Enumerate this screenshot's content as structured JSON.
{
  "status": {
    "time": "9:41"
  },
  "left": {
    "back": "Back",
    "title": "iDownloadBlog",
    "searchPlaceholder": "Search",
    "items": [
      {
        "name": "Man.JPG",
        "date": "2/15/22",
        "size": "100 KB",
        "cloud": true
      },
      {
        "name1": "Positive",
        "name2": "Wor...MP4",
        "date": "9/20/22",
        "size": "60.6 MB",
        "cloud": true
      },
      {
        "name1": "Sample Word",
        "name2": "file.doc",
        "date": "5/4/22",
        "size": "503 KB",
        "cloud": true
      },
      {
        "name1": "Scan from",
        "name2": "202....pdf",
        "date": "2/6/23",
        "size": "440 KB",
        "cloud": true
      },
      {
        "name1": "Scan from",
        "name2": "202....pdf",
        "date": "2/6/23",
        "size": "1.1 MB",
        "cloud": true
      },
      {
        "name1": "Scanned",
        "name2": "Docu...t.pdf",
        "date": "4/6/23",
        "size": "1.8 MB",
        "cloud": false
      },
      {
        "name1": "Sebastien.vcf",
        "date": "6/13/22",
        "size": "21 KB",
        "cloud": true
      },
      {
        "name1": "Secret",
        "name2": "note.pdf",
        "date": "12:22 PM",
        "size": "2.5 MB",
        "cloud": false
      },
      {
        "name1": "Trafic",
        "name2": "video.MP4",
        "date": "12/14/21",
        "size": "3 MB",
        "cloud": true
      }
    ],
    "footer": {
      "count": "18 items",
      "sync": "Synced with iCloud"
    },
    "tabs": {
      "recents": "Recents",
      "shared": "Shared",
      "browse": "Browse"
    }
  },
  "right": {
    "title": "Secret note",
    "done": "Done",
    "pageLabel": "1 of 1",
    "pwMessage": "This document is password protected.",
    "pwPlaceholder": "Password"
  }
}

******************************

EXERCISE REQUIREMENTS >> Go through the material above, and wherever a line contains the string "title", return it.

OUTPUT OF THE TASK >>
    "title": "iDownloadBlog",
    "title": "Secret note",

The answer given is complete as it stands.